Built in 1979, the home is situated against a hillside so that the lowest level is underground and it blends into the surroundings. The late Bill Bierrum, a Kalispell architect, designed the home. It is furnished primarily in 18th and 19th century English and Scottish antiques but also includes some French and Anglo-Indian antique furniture as well. The many beautiful paintings that adorn the home are mostly 19th century European, but a number of works by 20th century Montana artists are also featured.
In addition, the home features an exceptional collection of mid-20th century Cape Dorset Inuit sculpture and prints. The collection includes dozens of stone carvings, some of which are considered masterpieces of Inuit work. The 15 limited edition prints comprise what may be the world’s finest single collection of Inuit printmaking.
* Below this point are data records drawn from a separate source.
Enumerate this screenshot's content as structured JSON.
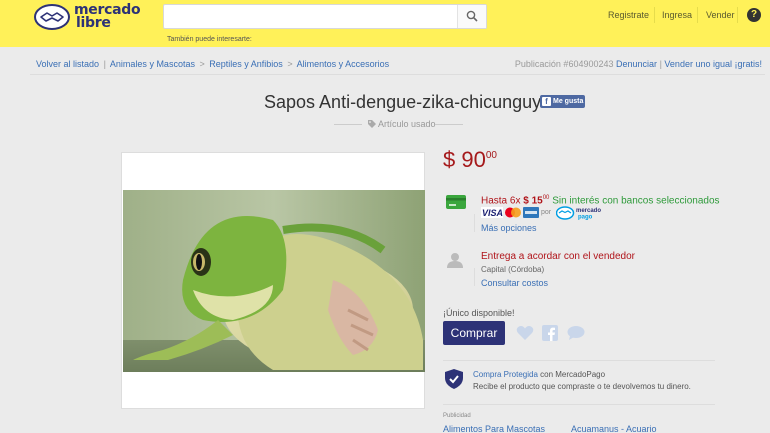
{
  "header": {
    "logo_text_line1": "mercado",
    "logo_text_line2": "libre",
    "search_placeholder": "",
    "suggest_text": "También puede interesarte:",
    "nav": [
      "Registrate",
      "Ingresa",
      "Vender"
    ],
    "help": "?"
  },
  "breadcrumb": {
    "back": "Volver al listado",
    "crumbs": [
      "Animales y Mascotas",
      "Reptiles y Anfibios",
      "Alimentos y Accesorios"
    ],
    "publication": "Publicación #604900243",
    "report": "Denunciar",
    "sell_same": "Vender uno igual ¡gratis!"
  },
  "product": {
    "title": "Sapos Anti-dengue-zika-chicunguya",
    "like_label": "Me gusta",
    "condition": "Artículo usado",
    "price_symbol": "$",
    "price_int": "90",
    "price_cents": "00"
  },
  "payment": {
    "hasta": "Hasta 6x",
    "cuota_int": "$ 15",
    "cuota_cents": "00",
    "sin_interes": "Sin interés con bancos seleccionados",
    "por": "por",
    "mp_line1": "mercado",
    "mp_line2": "pago",
    "more_methods": "Más opciones"
  },
  "shipping": {
    "title": "Entrega a acordar con el vendedor",
    "location": "Capital (Córdoba)",
    "costs_link": "Consultar costos"
  },
  "purchase": {
    "stock": "¡Único disponible!",
    "buy_label": "Comprar"
  },
  "protection": {
    "link": "Compra Protegida",
    "with": " con MercadoPago",
    "desc": "Recibe el producto que compraste o te devolvemos tu dinero."
  },
  "ads": {
    "label": "Publicidad",
    "links": [
      "Alimentos Para Mascotas",
      "Acuamanus - Acuario"
    ]
  },
  "colors": {
    "header_bg": "#fff159",
    "brand_blue": "#2d3277",
    "price_red": "#a5191b",
    "link_blue": "#3a6fb5",
    "green": "#2e9a3a"
  }
}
A thorough appraisal of the collection by leading authority John Houston resulted in a new appreciation of these treasures, and a greatly improved display.
The floors of the home are almost entirely covered in antique Persian carpets in both palace and tribal styles, all of them hand woven. Most were made in the 19th century, although some are even older. Under the guidance of James Opie, the Bibler Foundation acquired a number of antique tribal rugs and weavings that, in addition to being exceptional works of textile art, serve to illustrate the evolution of design motifs in southern Persian art. This collection is the only one of its kind in North America.